-- RAW DATA follows --

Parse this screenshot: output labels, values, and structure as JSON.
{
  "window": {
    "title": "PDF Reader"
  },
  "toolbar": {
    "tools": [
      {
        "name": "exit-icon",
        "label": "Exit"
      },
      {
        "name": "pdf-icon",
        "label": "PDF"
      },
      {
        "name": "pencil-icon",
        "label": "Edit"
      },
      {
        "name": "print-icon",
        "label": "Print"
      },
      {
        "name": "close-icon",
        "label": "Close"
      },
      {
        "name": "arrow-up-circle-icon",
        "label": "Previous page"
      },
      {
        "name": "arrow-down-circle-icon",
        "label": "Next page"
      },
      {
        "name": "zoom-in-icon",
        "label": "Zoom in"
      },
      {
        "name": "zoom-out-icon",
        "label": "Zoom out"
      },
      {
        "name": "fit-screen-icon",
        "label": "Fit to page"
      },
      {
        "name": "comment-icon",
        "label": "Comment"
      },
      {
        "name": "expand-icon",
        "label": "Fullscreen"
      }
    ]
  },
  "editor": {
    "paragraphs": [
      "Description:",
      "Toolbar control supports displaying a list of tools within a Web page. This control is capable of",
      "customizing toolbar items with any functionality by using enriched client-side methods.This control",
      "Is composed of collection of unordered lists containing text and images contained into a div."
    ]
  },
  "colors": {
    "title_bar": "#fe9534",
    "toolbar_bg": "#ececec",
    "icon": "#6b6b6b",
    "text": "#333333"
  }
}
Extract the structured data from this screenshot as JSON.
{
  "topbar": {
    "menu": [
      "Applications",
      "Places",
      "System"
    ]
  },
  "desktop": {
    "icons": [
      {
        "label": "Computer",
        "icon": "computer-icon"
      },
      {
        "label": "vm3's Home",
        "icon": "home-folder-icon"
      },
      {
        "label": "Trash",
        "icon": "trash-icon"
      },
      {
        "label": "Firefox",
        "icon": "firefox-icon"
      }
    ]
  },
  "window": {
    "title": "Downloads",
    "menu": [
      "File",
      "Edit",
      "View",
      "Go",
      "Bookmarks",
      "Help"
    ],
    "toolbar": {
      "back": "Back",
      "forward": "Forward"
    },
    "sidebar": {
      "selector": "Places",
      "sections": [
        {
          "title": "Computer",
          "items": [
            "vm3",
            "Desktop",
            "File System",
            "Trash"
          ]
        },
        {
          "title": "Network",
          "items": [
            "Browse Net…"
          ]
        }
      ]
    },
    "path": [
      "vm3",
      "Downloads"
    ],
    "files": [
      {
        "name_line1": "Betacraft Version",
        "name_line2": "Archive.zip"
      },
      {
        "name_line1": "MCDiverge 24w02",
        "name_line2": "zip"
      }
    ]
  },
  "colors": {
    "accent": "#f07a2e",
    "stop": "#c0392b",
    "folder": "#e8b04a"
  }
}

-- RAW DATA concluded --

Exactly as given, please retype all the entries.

• RESPONSE
Parse this screenshot: output labels, values, and structure as JSON.
{
  "window": {
    "title": "PDF Reader"
  },
  "toolbar": {
    "tools": [
      {
        "name": "exit-icon",
        "label": "Exit"
      },
      {
        "name": "pdf-icon",
        "label": "PDF"
      },
      {
        "name": "pencil-icon",
        "label": "Edit"
      },
      {
        "name": "print-icon",
        "label": "Print"
      },
      {
        "name": "close-icon",
        "label": "Close"
      },
      {
        "name": "arrow-up-circle-icon",
        "label": "Previous page"
      },
      {
        "name": "arrow-down-circle-icon",
        "label": "Next page"
      },
      {
        "name": "zoom-in-icon",
        "label": "Zoom in"
      },
      {
        "name": "zoom-out-icon",
        "label": "Zoom out"
      },
      {
        "name": "fit-screen-icon",
        "label": "Fit to page"
      },
      {
        "name": "comment-icon",
        "label": "Comment"
      },
      {
        "name": "expand-icon",
        "label": "Fullscreen"
      }
    ]
  },
  "editor": {
    "paragraphs": [
      "Description:",
      "Toolbar control supports displaying a list of tools within a Web page. This control is capable of",
      "customizing toolbar items with any functionality by using enriched client-side methods.This control",
      "Is composed of collection of unordered lists containing text and images contained into a div."
    ]
  },
  "colors": {
    "title_bar": "#fe9534",
    "toolbar_bg": "#ececec",
    "icon": "#6b6b6b",
    "text": "#333333"
  }
}
Extract the structured data from this screenshot as JSON.
{
  "topbar": {
    "menu": [
      "Applications",
      "Places",
      "System"
    ]
  },
  "desktop": {
    "icons": [
      {
        "label": "Computer",
        "icon": "computer-icon"
      },
      {
        "label": "vm3's Home",
        "icon": "home-folder-icon"
      },
      {
        "label": "Trash",
        "icon": "trash-icon"
      },
      {
        "label": "Firefox",
        "icon": "firefox-icon"
      }
    ]
  },
  "window": {
    "title": "Downloads",
    "menu": [
      "File",
      "Edit",
      "View",
      "Go",
      "Bookmarks",
      "Help"
    ],
    "toolbar": {
      "back": "Back",
      "forward": "Forward"
    },
    "sidebar": {
      "selector": "Places",
      "sections": [
        {
          "title": "Computer",
          "items": [
            "vm3",
            "Desktop",
            "File System",
            "Trash"
          ]
        },
        {
          "title": "Network",
          "items": [
            "Browse Net…"
          ]
        }
      ]
    },
    "path": [
      "vm3",
      "Downloads"
    ],
    "files": [
      {
        "name_line1": "Betacraft Version",
        "name_line2": "Archive.zip"
      },
      {
        "name_line1": "MCDiverge 24w02",
        "name_line2": "zip"
      }
    ]
  },
  "colors": {
    "accent": "#f07a2e",
    "stop": "#c0392b",
    "folder": "#e8b04a"
  }
}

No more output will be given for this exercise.